I’ll wrap up with, if you can find a way to create this content to goodwill, if that could be the total focus of your day; from the moment you wake up to the moment you go to sleep, if you’re focused on creating value in your life and in the lives of others, of finding ways to give back and document and create a new record, the time will fly by. You’ll be incredibly productive and, frankly, you won’t be concerned or scared on that last day of prison. Many people say the two toughest days in prison are the first day and the last day. Well, it’s hard on that last day if you’re not ready.

I’m always seeking to deliver value and goodwill. For example, I recently finished a book called Living Deliberately. I’m not selling the book; don’t buy the book; I’m not going to market and try to sell you anything at all. If you’d like the book, I’m happy to send it to you.

The book talks about, over the last decade, how I was able to use my experience through federal prison as an asset to help tens of thousands of people emerge successfully, to prepare better than they would have had they not known our company.

And I document it, because I want to be authentic, I want to be transparent, and I want to help people.

I will admit, it was harder to write and work on these projects with a terrific marriage and two children and clients we’re serving, and we’re growing, and media tension; it’s been a good time for us, but I still said, if I said I’m going to do it, I’m going to do it. I’m still seeking to provide value. So, I encourage all of you to read that whether you’re going to prison or you are not going to prison. If you can do that, provide value, it’s going to make things easier on your family.

Never forget: this experience is harder on those that love and support you. Never forget when you call home, they’re worried and wondering how you’re doing. Never forget that while they might not share all of their concerns with you, they’re worried. They’re wondering what the rest of your life, their life, will look like as a result of your time in prison. And I believe if you’re focused on creating value, sharing that value with people, to share the way you think, the way you articulate your thoughts, you’re going to be much further ahead.

And I guess the last thing I’ll say is, do you really want it?
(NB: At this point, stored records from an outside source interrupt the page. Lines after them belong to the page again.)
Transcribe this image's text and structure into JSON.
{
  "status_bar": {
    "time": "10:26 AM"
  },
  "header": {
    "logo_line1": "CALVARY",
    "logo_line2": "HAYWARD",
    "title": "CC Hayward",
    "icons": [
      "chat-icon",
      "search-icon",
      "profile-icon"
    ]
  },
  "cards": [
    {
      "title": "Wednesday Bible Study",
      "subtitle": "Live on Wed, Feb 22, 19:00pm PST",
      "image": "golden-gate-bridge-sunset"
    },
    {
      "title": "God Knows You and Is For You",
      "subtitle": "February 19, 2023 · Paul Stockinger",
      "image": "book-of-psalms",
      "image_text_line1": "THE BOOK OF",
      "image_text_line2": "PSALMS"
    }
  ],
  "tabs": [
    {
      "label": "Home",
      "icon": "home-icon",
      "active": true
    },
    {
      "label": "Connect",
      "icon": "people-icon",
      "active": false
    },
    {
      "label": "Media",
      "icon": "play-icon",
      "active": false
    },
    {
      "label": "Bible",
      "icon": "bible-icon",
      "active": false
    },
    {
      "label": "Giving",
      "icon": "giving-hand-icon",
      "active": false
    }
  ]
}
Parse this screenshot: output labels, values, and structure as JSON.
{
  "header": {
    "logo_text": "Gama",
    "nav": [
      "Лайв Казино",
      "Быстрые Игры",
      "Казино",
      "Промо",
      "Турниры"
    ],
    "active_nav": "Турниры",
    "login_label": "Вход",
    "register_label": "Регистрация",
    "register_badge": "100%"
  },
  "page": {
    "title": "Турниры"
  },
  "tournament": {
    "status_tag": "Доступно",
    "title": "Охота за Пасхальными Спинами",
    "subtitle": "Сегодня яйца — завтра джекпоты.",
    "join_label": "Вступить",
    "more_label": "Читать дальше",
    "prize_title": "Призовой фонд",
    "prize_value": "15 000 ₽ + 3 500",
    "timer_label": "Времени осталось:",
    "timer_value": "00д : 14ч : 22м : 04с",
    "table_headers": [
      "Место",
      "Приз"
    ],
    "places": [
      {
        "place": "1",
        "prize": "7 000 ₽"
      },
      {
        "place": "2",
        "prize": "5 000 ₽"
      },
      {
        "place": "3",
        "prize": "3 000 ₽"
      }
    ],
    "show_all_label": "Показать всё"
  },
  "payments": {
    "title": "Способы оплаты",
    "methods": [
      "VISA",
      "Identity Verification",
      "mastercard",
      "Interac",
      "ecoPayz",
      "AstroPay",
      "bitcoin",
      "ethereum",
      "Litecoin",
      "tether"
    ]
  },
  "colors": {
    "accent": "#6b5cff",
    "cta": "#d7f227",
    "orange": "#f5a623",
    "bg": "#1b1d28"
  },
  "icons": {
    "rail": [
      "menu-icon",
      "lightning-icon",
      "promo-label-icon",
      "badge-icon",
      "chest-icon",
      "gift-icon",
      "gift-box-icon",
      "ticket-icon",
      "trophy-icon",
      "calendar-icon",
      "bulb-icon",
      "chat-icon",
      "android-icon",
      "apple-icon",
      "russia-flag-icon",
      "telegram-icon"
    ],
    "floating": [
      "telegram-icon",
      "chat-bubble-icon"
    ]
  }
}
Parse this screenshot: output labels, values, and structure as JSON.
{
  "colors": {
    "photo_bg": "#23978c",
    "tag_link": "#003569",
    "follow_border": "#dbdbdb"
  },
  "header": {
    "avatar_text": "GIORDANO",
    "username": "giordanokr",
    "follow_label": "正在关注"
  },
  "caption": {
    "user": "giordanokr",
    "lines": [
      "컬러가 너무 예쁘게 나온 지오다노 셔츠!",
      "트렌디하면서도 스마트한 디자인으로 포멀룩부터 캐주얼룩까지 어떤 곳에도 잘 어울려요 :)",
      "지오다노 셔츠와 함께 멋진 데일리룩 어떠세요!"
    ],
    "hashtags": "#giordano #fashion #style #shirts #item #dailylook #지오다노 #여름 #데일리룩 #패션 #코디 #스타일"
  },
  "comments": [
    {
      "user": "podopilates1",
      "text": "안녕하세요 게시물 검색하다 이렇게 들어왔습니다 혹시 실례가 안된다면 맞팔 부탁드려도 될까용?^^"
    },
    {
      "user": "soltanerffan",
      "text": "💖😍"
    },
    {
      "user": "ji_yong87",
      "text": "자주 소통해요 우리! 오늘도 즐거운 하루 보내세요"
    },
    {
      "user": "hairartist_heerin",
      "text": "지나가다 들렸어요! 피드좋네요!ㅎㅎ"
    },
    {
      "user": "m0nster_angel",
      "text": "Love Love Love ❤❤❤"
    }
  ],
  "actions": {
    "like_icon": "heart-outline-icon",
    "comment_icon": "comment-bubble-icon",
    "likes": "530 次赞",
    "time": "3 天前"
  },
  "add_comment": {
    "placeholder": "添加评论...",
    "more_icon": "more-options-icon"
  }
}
Every person with whom I speak who’s going to prison always says, “Justin, I want to build the business again. I want to be successful. I want to make the money. I want to make my family proud.” And then, at times, they see the work associated with it and perhaps they don’t really want it. They’re in love with the idea of what they can achieve; they’re in love with the idea of what they can have; the question is, are you in love with the process?

The process is the hardest part, doing it on days you do not want to. When it’s Thursday at 12:50 and it’s 103 degrees in federal prison, and you’re a little depressed and you miss home, and you don’t feel as if you should be there, or the sentence was too long and you feel like life is moving on without you, will you put in the work?

You say, “I got to keep going. I got to work. I got to provide value. I got to stay focused and create content. Because only by doing that will I make this experience a little easier, a little better,” and ensure that it’s not the train wreck that it is for so many people.

That’s all I got for today, Saturday, August third, 2019. If any of you would like my book, Living Deliberately, it’s free. Don’t buy it. I’m not going to market you anything. But if you get the book, read it, implement some… implement what I teach. Without implementation, we got nothing.

Thank you all for your time. Hope you found value in this video.

Justin Paperny

P.S. Grab your free copy of Living Deliberately here.